Let me emphasize again that on the night shift, you are on your own. You can’t ask another social worker for help. There are no hallway consultations on difficult issues, and if you need a good cry, well — get over it. And it isn’t just hospital resources that are scarce at night: it’s everything. If I had to call Adult Protective Services (who, believe it or not, were closed at night), they would tell me to hospitalize the patient and wait for a case worker to contact us in the morning. Calls to Child Protective Services went through an office over twenty miles away. So it’s good to have friends on the local police force, because, believe it or not, you can’t call 911 from our ER. You have to call the police station and hope to hell the person who answers remembers who you are.
Aside from Adult Protective Services, the Greek embassy is also closed at night. I found this out when a Greek fisherman ended up in the ER, brought in by paramedics who had responded to a call about a man lying unconscious at a bus stop. The Greek fisherman spoke no English and had no phone numbers in his wallet. The office at a wharf in San Pedro where fishermen of all nationalities worked wasn’t answering my calls. They too were closed.
The ER staff started all the usual tests on the Greek, but they were flying blind because the patient couldn’t provide the most basic medical history: what hurt, when did it start hurting? With an unconscious patient, you don’t want to be guessing. The docs did a lot of blood work and waited. It would be hours before the lab results were in. Then, the Greek woke up — screaming in agony. It was time for the Right Stuff. Now we knew where he was hurting, but we didn’t yet know why.
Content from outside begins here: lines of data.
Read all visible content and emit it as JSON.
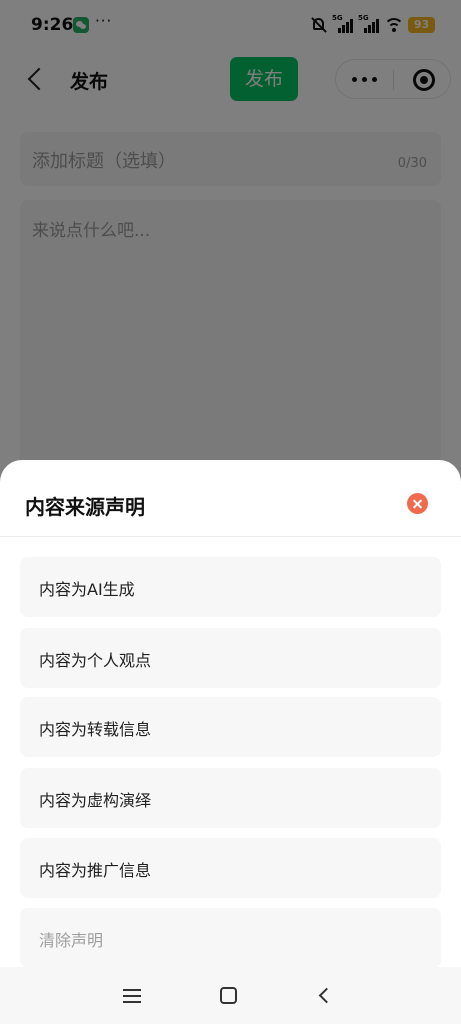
{
  "status_bar": {
    "time": "9:26",
    "dots": "···",
    "network_1": "5G",
    "network_2": "5G",
    "battery": "93",
    "icons": [
      "wechat-icon",
      "mute-icon",
      "signal-icon",
      "wifi-icon",
      "battery-icon"
    ]
  },
  "nav": {
    "title": "发布",
    "publish_label": "发布",
    "icons": [
      "back-icon",
      "more-icon",
      "close-miniprogram-icon"
    ]
  },
  "editor": {
    "title_placeholder": "添加标题（选填）",
    "title_counter": "0/30",
    "content_placeholder": "来说点什么吧..."
  },
  "sheet": {
    "title": "内容来源声明",
    "options": [
      {
        "label": "内容为AI生成"
      },
      {
        "label": "内容为个人观点"
      },
      {
        "label": "内容为转载信息"
      },
      {
        "label": "内容为虚构演绎"
      },
      {
        "label": "内容为推广信息"
      }
    ],
    "clear_label": "清除声明"
  },
  "system_nav": {
    "icons": [
      "menu-icon",
      "home-icon",
      "back-icon"
    ]
  },
  "colors": {
    "accent_green": "#07c160",
    "close_red": "#f06a4e",
    "battery_yellow": "#f4b51d"
  }
}
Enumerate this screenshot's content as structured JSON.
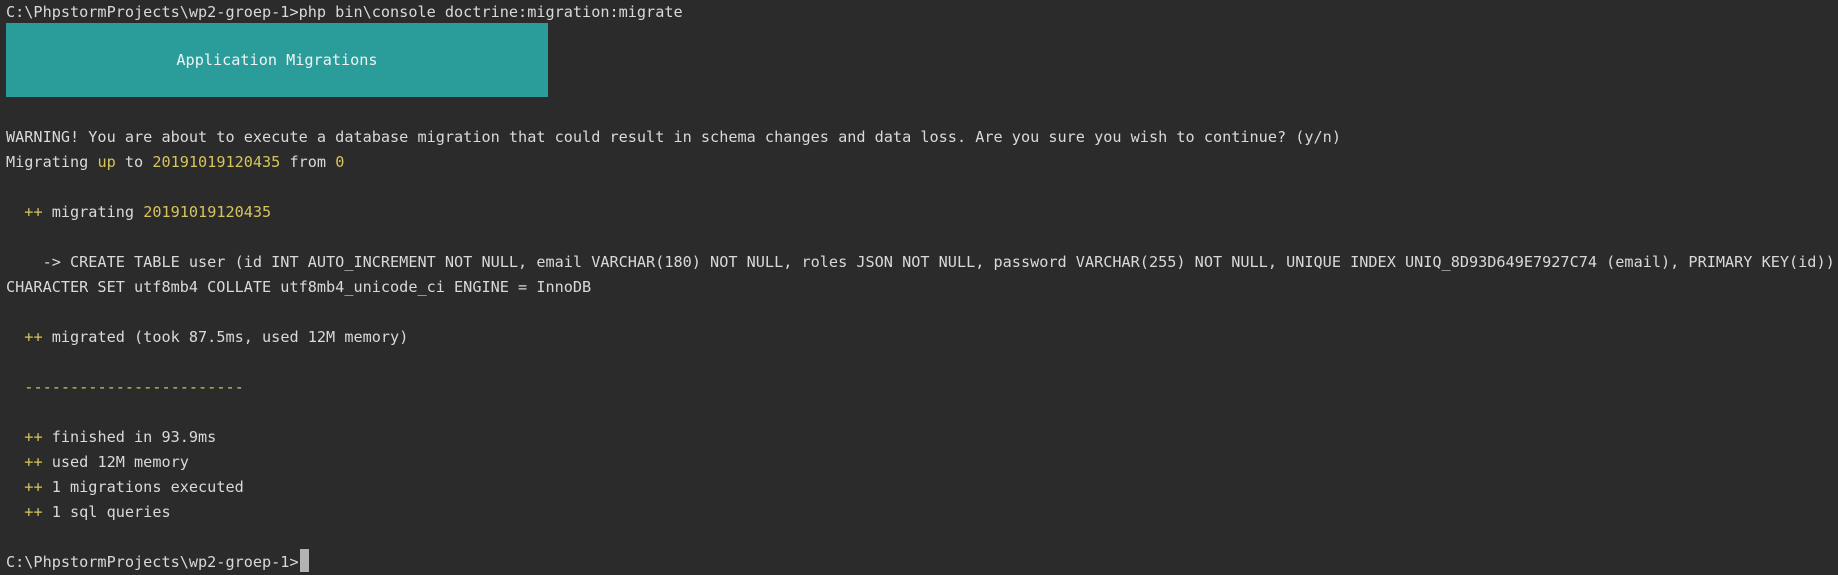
{
  "terminal": {
    "command_line": "C:\\PhpstormProjects\\wp2-groep-1>php bin\\console doctrine:migration:migrate",
    "banner_title": "Application Migrations",
    "warning": "WARNING! You are about to execute a database migration that could result in schema changes and data loss. Are you sure you wish to continue? (y/n)",
    "migrating": {
      "prefix": "Migrating ",
      "direction": "up",
      "to_text": " to ",
      "version": "20191019120435",
      "from_text": " from ",
      "from_version": "0"
    },
    "migrating_step": {
      "marker": "++",
      "label": " migrating ",
      "version": "20191019120435"
    },
    "sql_line_1": "    -> CREATE TABLE user (id INT AUTO_INCREMENT NOT NULL, email VARCHAR(180) NOT NULL, roles JSON NOT NULL, password VARCHAR(255) NOT NULL, UNIQUE INDEX UNIQ_8D93D649E7927C74 (email), PRIMARY KEY(id)) DEFAULT",
    "sql_line_2": "CHARACTER SET utf8mb4 COLLATE utf8mb4_unicode_ci ENGINE = InnoDB",
    "migrated": {
      "marker": "++",
      "text": " migrated (took 87.5ms, used 12M memory)"
    },
    "separator": "------------------------",
    "summary": [
      {
        "marker": "++",
        "text": " finished in 93.9ms"
      },
      {
        "marker": "++",
        "text": " used 12M memory"
      },
      {
        "marker": "++",
        "text": " 1 migrations executed"
      },
      {
        "marker": "++",
        "text": " 1 sql queries"
      }
    ],
    "prompt": "C:\\PhpstormProjects\\wp2-groep-1>"
  },
  "colors": {
    "background": "#2b2b2b",
    "foreground": "#d9d9d9",
    "highlight": "#d7c45c",
    "banner": "#2a9d9b"
  }
}
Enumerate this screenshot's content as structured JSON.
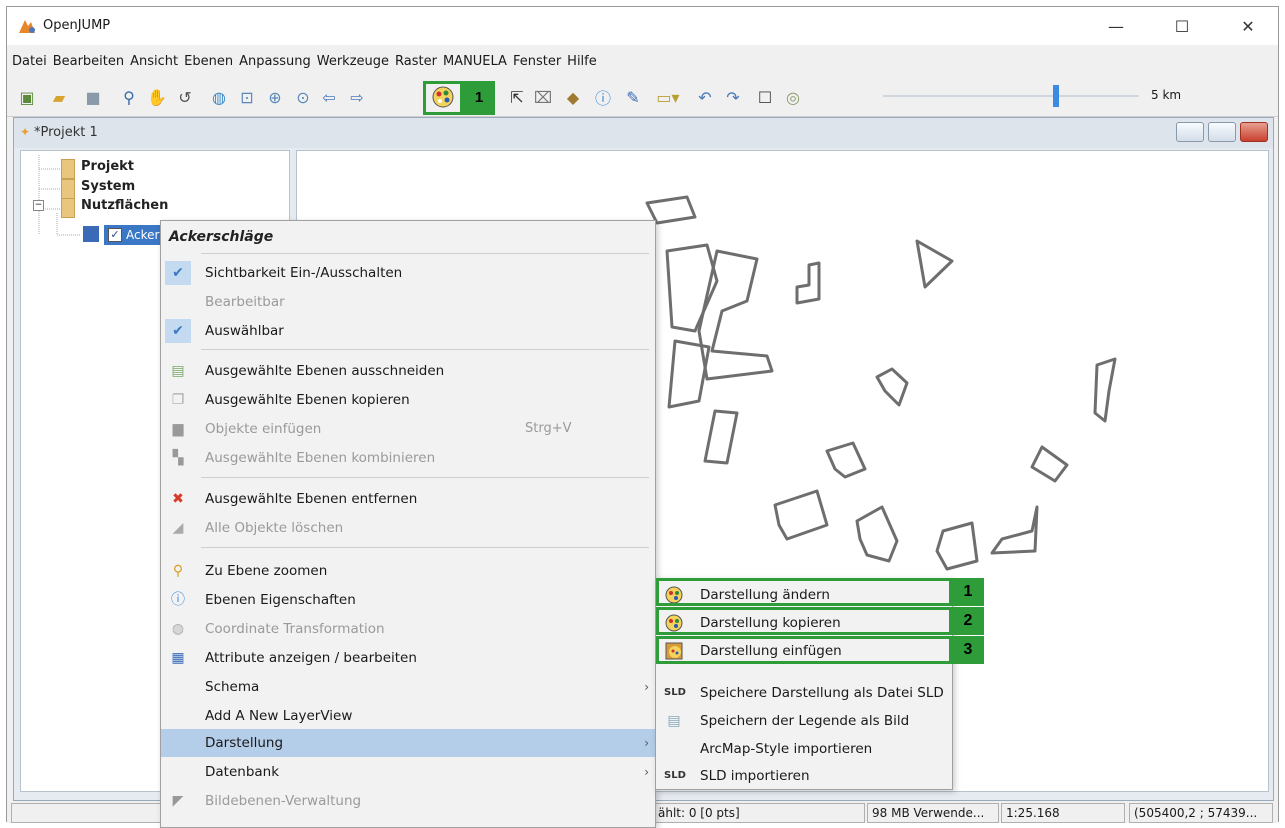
{
  "window": {
    "title": "OpenJUMP",
    "controls": {
      "minimize": "—",
      "maximize": "☐",
      "close": "✕"
    }
  },
  "menubar": [
    "Datei",
    "Bearbeiten",
    "Ansicht",
    "Ebenen",
    "Anpassung",
    "Werkzeuge",
    "Raster",
    "MANUELA",
    "Fenster",
    "Hilfe"
  ],
  "toolbar": {
    "highlight_number": "1",
    "scale_label": "5 km",
    "accent_color": "#2e9c39"
  },
  "frame": {
    "title": "*Projekt 1"
  },
  "tree": {
    "items": [
      "Projekt",
      "System",
      "Nutzflächen"
    ],
    "selected_layer": "Ackers"
  },
  "context_menu": {
    "header": "Ackerschläge",
    "items": [
      {
        "label": "Sichtbarkeit Ein-/Ausschalten",
        "checked": true
      },
      {
        "label": "Bearbeitbar",
        "disabled": true
      },
      {
        "label": "Auswählbar",
        "checked": true
      },
      {
        "label": "Ausgewählte Ebenen ausschneiden",
        "icon": "cut-icon"
      },
      {
        "label": "Ausgewählte Ebenen kopieren",
        "icon": "copy-icon"
      },
      {
        "label": "Objekte einfügen",
        "disabled": true,
        "shortcut": "Strg+V",
        "icon": "paste-icon"
      },
      {
        "label": "Ausgewählte Ebenen kombinieren",
        "disabled": true,
        "icon": "combine-icon"
      },
      {
        "label": "Ausgewählte Ebenen entfernen",
        "icon": "remove-icon"
      },
      {
        "label": "Alle Objekte löschen",
        "disabled": true,
        "icon": "eraser-icon"
      },
      {
        "label": "Zu Ebene zoomen",
        "icon": "zoom-icon"
      },
      {
        "label": "Ebenen Eigenschaften",
        "icon": "info-icon"
      },
      {
        "label": "Coordinate Transformation",
        "disabled": true,
        "icon": "globe-icon"
      },
      {
        "label": "Attribute anzeigen / bearbeiten",
        "icon": "table-icon"
      },
      {
        "label": "Schema",
        "submenu": true
      },
      {
        "label": "Add A New LayerView"
      },
      {
        "label": "Darstellung",
        "submenu": true,
        "active": true
      },
      {
        "label": "Datenbank",
        "submenu": true
      },
      {
        "label": "Bildebenen-Verwaltung",
        "disabled": true,
        "icon": "image-layer-icon"
      }
    ]
  },
  "submenu": {
    "items": [
      {
        "label": "Darstellung ändern",
        "number": "1"
      },
      {
        "label": "Darstellung kopieren",
        "number": "2"
      },
      {
        "label": "Darstellung einfügen",
        "number": "3"
      },
      {
        "label": "Speichere Darstellung als Datei SLD",
        "icon_text": "SLD"
      },
      {
        "label": "Speichern der Legende als Bild"
      },
      {
        "label": "ArcMap-Style importieren"
      },
      {
        "label": "SLD importieren",
        "icon_text": "SLD"
      }
    ]
  },
  "status": {
    "selected": "ählt: 0 [0 pts]",
    "memory": "98 MB Verwende...",
    "scale": "1:25.168",
    "coords": "(505400,2 ; 57439..."
  }
}
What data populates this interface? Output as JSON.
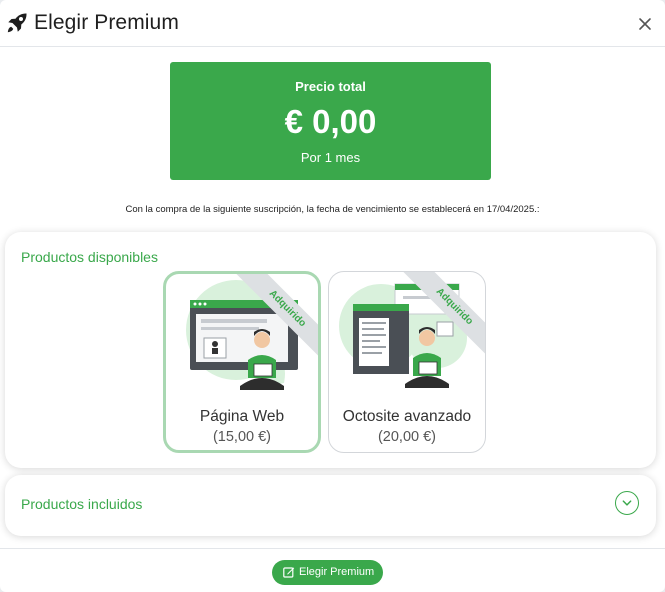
{
  "modal": {
    "title": "Elegir Premium",
    "icon": "rocket-icon",
    "close_icon": "close-icon"
  },
  "price": {
    "label": "Precio total",
    "value": "€ 0,00",
    "period": "Por 1 mes"
  },
  "notice": "Con la compra de la siguiente suscripción, la fecha de vencimiento se establecerá en 17/04/2025.:",
  "available": {
    "title": "Productos disponibles",
    "products": [
      {
        "name": "Página Web",
        "price": "(15,00 €)",
        "badge": "Adquirido",
        "selected": true
      },
      {
        "name": "Octosite avanzado",
        "price": "(20,00 €)",
        "badge": "Adquirido",
        "selected": false
      }
    ]
  },
  "included": {
    "title": "Productos incluidos",
    "toggle_icon": "chevron-down-icon"
  },
  "footer": {
    "button_label": "Elegir Premium",
    "button_icon": "edit-icon"
  },
  "colors": {
    "accent": "#3aa84b",
    "accent_light": "#a9d8b2",
    "ribbon": "#dde0e3"
  }
}
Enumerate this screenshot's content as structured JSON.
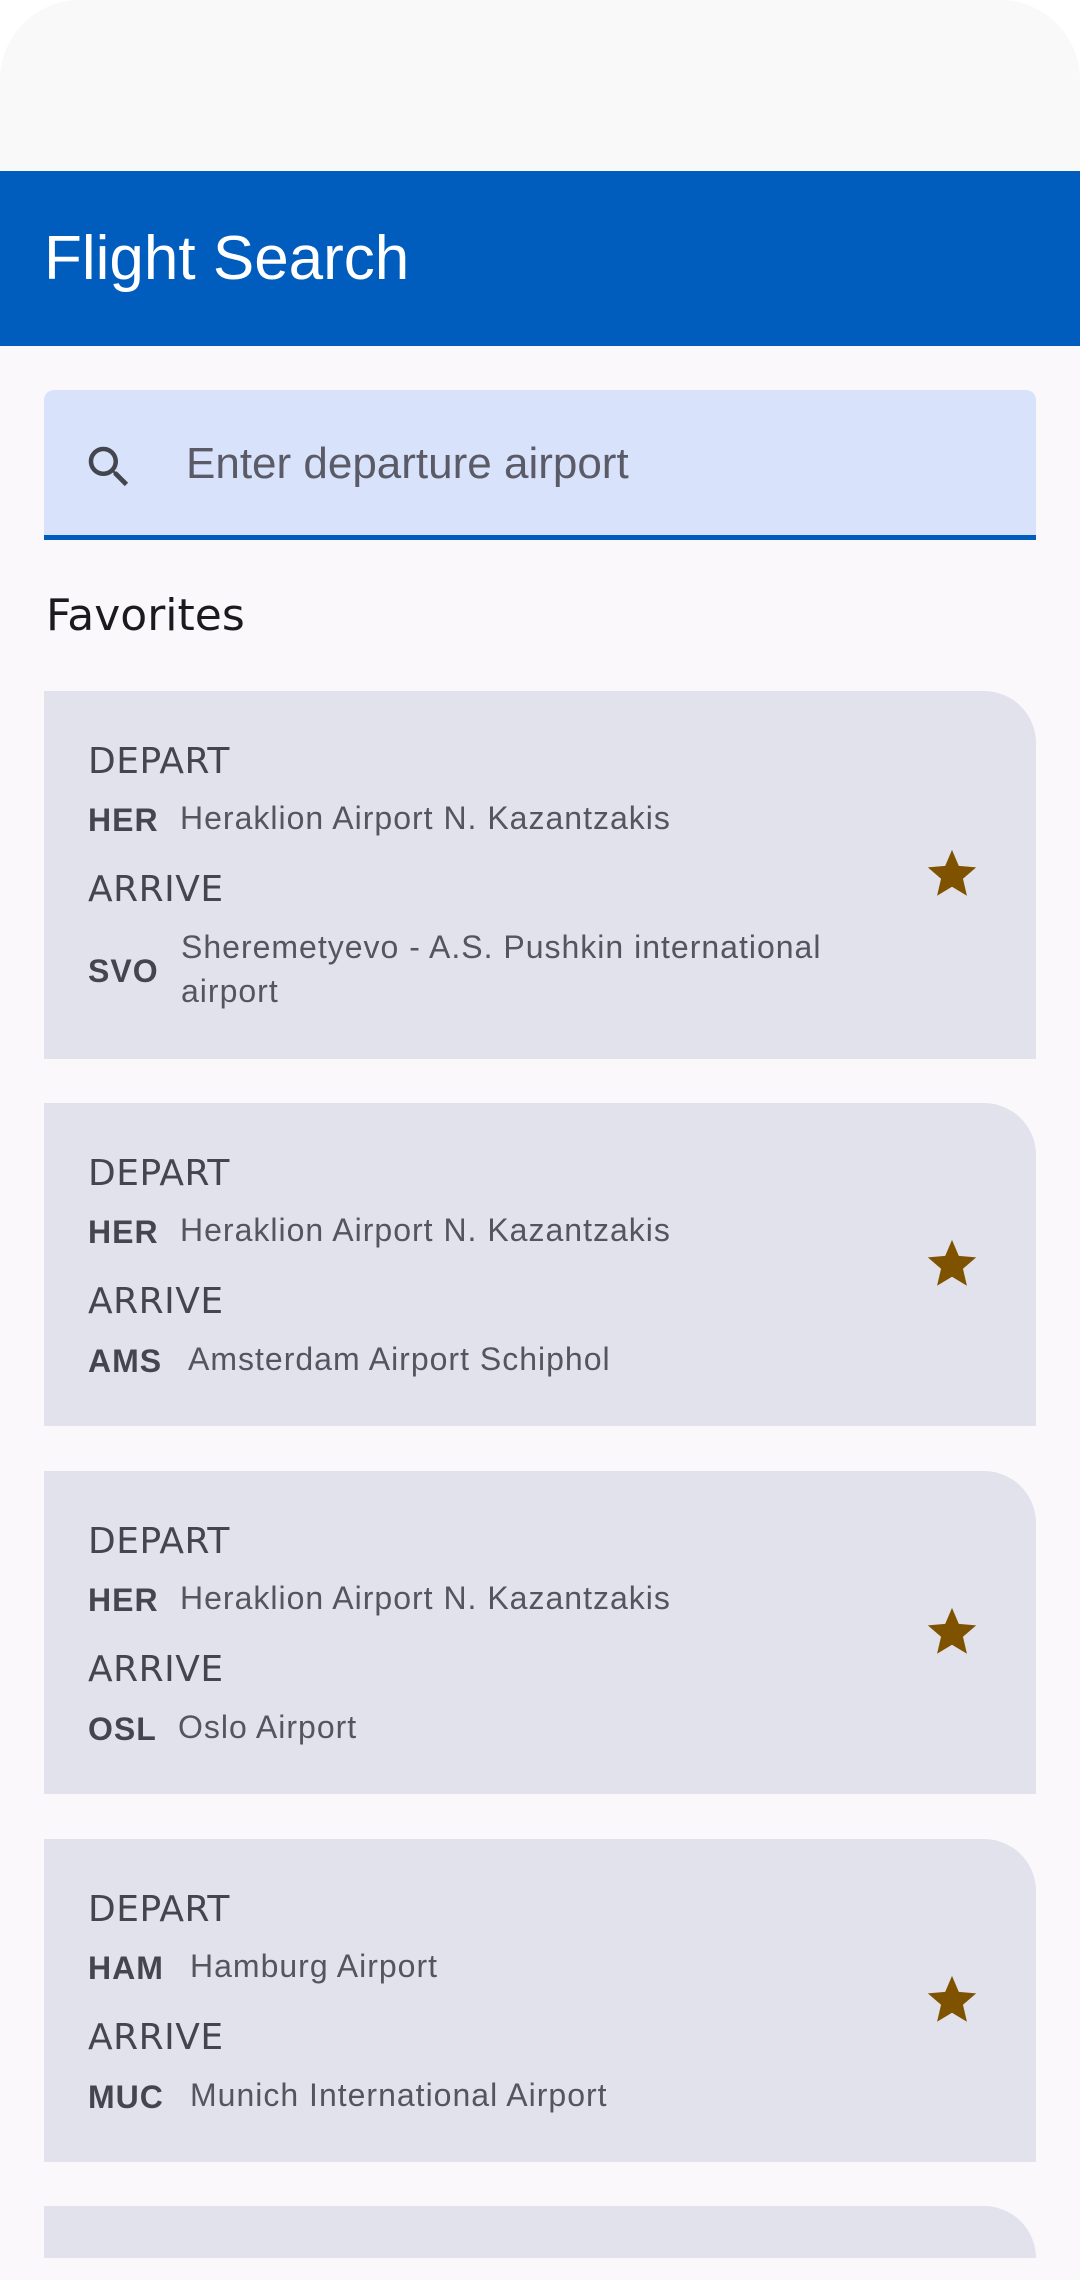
{
  "app_bar": {
    "title": "Flight Search"
  },
  "search": {
    "placeholder": "Enter departure airport",
    "value": ""
  },
  "favorites": {
    "title": "Favorites",
    "depart_label": "DEPART",
    "arrive_label": "ARRIVE",
    "items": [
      {
        "depart_code": "HER",
        "depart_name": "Heraklion Airport N. Kazantzakis",
        "arrive_code": "SVO",
        "arrive_name": "Sheremetyevo - A.S. Pushkin international airport",
        "favorite": true
      },
      {
        "depart_code": "HER",
        "depart_name": "Heraklion Airport N. Kazantzakis",
        "arrive_code": "AMS",
        "arrive_name": "Amsterdam Airport Schiphol",
        "favorite": true
      },
      {
        "depart_code": "HER",
        "depart_name": "Heraklion Airport N. Kazantzakis",
        "arrive_code": "OSL",
        "arrive_name": "Oslo Airport",
        "favorite": true
      },
      {
        "depart_code": "HAM",
        "depart_name": "Hamburg Airport",
        "arrive_code": "MUC",
        "arrive_name": "Munich International Airport",
        "favorite": true
      }
    ]
  },
  "colors": {
    "primary": "#005cbd",
    "search_container": "#d8e2fb",
    "card_background": "#e2e2ec",
    "star": "#7f5200"
  },
  "icons": {
    "search": "search-icon",
    "favorite": "star-icon"
  }
}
“Hey, Bob,” one of the ER docs said. “Can you try and find out something about this guy? Maybe who he’s connected to? He doesn’t speak any English. He’s got a Greek passport on him but not much else.”
We now had a social work issue. The patient was in the ER and all the proper medical stuff was being done—tests, monitoring, observation—but he was getting sicker. Worse, he was screaming in Greek. This is when I had a revelation concerning my job description. The social worker, between doing all the other typical social work tasks, does Everything Else. Once I grasped that concept, my role became clear.
It was all low-tech back then: a three-way conference call was a big deal. But it had to be done. First, I positioned the phone in the Greek’s room near his bed. Second, I made sure that the attending physician could stand by with another phone. Third, I got out the Yellow Pages — and turned to the section on restaurants.
“Hello, House of Ouzo,” a man answered.
“Is this a Greek restaurant?” I asked.
“Do you speak Greek?”
“I’m not sure. Maybe the chef.”
Silence on the phone. The Greek patient kept howling.
Then, “Hello, this is the chef. Hey, who’s that screaming about their stomach?”
The Right Stuff is only right when it works. The bilingual chef was kind enough to make the translation, and the doc quickly made his diagnosis. Even better, someone from the restaurant actually showed up to pick the Greek up when we discharged him. Who knows — maybe it was the chef himself. All I do know is that someone left me a pretty tasty plate of stuffed grape leaves.
So my Everything Else list started with (1) Greek restaurants, (2) the Right Stuff and (3) the seeds of opportunity. Some of my most enjoyable moments on the job came from compiling that list over the years. It explains why every ER should have a social worker on staff 24 hours a day.
Everything Else is a really long list.